2 Succinate starch: Half an ester formed by esterification of the hydroxyl group in glucose units from starch molecules with succinic acid. Can swell in cold water, gelatinization temperature is lower than original starch, strong viscosity, clear liquid and frozen resistance, suitable for soups, canned food, frozen food, disintegrator used as tablets in medicine; paper Used as surface paste and bonding layer.
3 Starch succinate alkene: half an ester formed by esterification of the hydroxyl group of glucose units in starch molecules with succinic acid alkene. This derivative has an original hydrophilic group and a suitable hydrophobic group, and is an excellent emulsion stabilizer. The most important of these is octene succinate starch, which can stabilize oil-in-water emulsions and can be used as an emulsifier for soft drinks to summarize water-insoluble ingredients such as flavors, flavors and vitamins, which are suitable for spray drying.

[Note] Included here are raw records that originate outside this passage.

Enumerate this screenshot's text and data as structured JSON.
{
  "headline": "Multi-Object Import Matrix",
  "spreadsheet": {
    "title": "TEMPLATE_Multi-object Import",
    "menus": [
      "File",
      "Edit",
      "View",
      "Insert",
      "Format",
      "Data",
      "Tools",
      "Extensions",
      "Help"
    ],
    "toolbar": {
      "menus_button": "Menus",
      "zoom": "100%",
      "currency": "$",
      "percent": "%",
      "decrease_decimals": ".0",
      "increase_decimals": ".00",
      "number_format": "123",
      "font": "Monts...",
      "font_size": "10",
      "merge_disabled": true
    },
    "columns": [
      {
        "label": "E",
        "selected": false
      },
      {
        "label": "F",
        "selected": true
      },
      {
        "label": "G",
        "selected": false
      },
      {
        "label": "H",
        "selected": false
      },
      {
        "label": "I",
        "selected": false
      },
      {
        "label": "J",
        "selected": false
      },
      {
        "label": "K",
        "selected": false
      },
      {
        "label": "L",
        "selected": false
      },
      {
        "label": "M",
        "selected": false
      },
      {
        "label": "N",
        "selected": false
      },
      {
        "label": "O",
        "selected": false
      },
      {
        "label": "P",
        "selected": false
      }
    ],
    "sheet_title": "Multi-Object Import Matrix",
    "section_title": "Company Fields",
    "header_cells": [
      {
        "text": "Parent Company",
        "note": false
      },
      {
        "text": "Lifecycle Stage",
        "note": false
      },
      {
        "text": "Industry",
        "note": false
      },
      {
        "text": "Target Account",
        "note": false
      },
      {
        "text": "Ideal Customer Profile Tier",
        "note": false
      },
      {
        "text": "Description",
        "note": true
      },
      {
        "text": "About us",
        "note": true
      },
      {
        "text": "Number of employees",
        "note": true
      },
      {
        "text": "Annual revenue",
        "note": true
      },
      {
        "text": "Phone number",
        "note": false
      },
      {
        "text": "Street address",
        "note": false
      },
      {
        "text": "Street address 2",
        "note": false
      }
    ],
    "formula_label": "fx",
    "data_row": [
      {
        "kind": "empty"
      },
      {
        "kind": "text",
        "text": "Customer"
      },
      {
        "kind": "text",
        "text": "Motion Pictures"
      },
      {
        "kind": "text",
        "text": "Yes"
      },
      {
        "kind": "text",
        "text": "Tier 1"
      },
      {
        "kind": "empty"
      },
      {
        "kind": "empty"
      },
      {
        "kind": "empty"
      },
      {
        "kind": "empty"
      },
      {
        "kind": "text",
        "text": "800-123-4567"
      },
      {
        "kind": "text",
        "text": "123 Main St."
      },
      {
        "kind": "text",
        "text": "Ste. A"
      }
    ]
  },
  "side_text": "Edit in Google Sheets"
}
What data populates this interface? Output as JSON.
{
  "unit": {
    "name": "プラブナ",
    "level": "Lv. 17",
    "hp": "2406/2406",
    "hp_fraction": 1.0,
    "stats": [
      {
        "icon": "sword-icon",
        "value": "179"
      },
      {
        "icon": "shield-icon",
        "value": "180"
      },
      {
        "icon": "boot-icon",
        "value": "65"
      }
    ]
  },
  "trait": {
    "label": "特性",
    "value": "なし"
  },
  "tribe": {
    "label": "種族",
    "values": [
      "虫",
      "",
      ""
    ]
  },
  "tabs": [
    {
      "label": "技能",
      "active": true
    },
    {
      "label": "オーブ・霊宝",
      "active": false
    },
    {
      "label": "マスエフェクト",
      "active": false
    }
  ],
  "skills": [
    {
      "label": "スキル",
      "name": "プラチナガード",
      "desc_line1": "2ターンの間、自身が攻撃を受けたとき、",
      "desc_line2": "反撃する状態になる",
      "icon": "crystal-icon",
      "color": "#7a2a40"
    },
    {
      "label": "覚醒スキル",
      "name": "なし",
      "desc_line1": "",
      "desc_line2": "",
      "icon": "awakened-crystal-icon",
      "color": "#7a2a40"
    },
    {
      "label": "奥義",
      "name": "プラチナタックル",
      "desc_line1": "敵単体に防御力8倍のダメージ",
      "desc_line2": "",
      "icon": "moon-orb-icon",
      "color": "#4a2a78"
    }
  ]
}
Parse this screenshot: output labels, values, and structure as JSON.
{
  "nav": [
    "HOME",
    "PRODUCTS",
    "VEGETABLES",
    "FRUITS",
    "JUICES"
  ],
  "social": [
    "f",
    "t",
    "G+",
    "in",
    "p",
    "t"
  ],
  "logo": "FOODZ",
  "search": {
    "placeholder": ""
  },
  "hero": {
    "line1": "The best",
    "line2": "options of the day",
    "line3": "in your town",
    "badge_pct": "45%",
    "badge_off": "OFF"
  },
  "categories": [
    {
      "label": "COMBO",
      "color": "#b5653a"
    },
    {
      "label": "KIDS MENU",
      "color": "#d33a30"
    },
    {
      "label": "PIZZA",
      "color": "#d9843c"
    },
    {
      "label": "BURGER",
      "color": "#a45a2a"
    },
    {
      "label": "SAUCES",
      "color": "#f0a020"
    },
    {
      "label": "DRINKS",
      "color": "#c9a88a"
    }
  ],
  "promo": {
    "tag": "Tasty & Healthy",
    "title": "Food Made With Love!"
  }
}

It can also be used as a slow release encapsulation agent.
4 Starch phosphate: A derivative of the glucose unit part of the starch molecule which is esterified with phosphoric acid. If the phosphate is only combined with the hydroxyl group in the starch molecule, it is called phosphate starch. It is an anionic derivative, high paste viscosity, clear and stable, and frozen resistance is superior to other derivatives, can be made with cooling water. Pudding powder. The US Food and Drug Administration allows several starches that are esterified with phosphates such as sodium dihydrogen phosphate for use in food. The phosphorus content of starch (in the case of phosphorus) must not exceed 0.4%. It is used as a wet end additive and paint binder in paper making, as a measure of size in textiles, as a filler in medicine, and as a flocculant for wastewater treatment.
5 Starch Sulfate: A product of an esterification reaction from a part of the glucose unit from the starch molecule with sulfuric acid. This can form a thick, clear and stable paste. It has biological activity and has certain uses in medicine.
6 Staranth xanthate: Starch is a product formed by esterification of alcohol with dithiocarbonic acid. In fact, starch is produced by reacting with carbon disulfide in the presence of sodium hydroxide and water. Starch xanthate is used for the exchange of metal ions in wastewater treatment, used for encapsulation of volatile pesticides for slow release, can be used as fillers for granular rubber, paper making is used as an interfiber binder.
The product of the etherification reaction of the hydroxyl group in the glucose unit section in starch ether molecules with hydrocarbon chains. Useful for hydroxyethyl starch and hydroxypropyl starch.